“If you want the Government to stand up for working people it will be a Labour Government. So I urge people to vote in the elections because it is going to be a close election and if people don’t turn out to vote the danger is that you end up with Conservatives in power. So I will ask people to go out and vote.”
Ed Miliband (leader of the opposition):
Ed Miliband made a speech on Gaza during the 2014 summer assault. He said “I am a supporter of Israel and I believe in Israel’s right to self-defence. But its military actions in the past two weeks have been wrong and unjustifiable. The escalation of violence engulfing Gaza has led, and is leading, to suffering and destruction on an appalling scale, and is losing Israel friends in the international community day by day”
“Israel’s present military action will increase the future threats to its security rather than countering them. Israelis rightly and justifiably want that security, yet their government’s present actions instead risk simply a growing a new generation bent on revenge.”
“First, the government as a whole should condemn the escalating violence now being perpetrated by both sides in this conflict, not just by Hamas. Second, it should be actively engaging with other EU leaders to achieve a united European position, and applying coordinated pressure on both Israel and Hamas to commit to an enduring ceasefire. Third, it should be working to ensure Europe engages actively with John Kerry and the Arab League to re-establish a meaningful peace process once an enduring ceasefire is achieved.”
At Prime Ministers Question’s - “We have to use every means at our disposal to pressure both sides into those negotiations, because the reality is that confidence that there can be a two-state solution is dwindling month by month. There will be an opportunity to support the cause of the two-state solution at the UN General Assembly later this month by recognising enhanced observer status for the Palestinian Authority. The Opposition support that because we believe it will strengthen the moderate voices among the Palestinians who want to pursue the path of politics, not the path of violence. I urge the Prime Minister to consider adopting that position in the days ahead.

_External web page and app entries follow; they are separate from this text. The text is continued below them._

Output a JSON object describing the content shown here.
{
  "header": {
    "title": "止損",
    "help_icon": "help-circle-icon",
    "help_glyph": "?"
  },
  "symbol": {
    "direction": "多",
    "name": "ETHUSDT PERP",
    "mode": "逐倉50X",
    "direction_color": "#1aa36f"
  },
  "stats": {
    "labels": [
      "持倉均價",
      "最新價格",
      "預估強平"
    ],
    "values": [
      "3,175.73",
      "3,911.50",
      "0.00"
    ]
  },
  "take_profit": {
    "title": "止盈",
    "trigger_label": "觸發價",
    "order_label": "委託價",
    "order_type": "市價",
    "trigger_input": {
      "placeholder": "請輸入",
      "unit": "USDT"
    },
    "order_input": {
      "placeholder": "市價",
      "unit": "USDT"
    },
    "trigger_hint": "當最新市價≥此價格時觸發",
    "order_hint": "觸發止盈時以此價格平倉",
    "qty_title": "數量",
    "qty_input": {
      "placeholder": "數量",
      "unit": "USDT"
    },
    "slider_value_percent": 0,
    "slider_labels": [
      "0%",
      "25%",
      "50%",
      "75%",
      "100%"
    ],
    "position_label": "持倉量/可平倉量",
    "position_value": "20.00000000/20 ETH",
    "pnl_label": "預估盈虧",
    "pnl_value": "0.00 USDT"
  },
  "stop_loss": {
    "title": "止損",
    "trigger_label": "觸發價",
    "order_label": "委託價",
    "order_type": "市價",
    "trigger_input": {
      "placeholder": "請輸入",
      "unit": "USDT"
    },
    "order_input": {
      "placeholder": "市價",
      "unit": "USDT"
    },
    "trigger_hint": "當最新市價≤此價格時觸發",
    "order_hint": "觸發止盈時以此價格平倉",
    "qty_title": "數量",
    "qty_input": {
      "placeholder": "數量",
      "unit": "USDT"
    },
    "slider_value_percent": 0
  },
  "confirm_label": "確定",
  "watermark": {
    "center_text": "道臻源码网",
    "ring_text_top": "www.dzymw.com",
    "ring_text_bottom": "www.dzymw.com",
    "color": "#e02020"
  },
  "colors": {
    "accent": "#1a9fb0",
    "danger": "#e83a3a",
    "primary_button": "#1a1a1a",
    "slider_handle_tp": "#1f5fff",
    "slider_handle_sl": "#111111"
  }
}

Douglas Alexander (Shadow foreign Secretary):
“since 2011 Labour has supported Palestinian recognition at the United Nations and called on the government to support this important principle.”
Douglas Alexander wrote in a blog for Labour List: “the motion before the House on Monday does not commit Labour to immediate recognition of Palestine, or mandate the UK government to immediately bilaterally recognise the State of Palestine, but it does reaffirm Labour's support for the principle of recognising Palestinian statehood."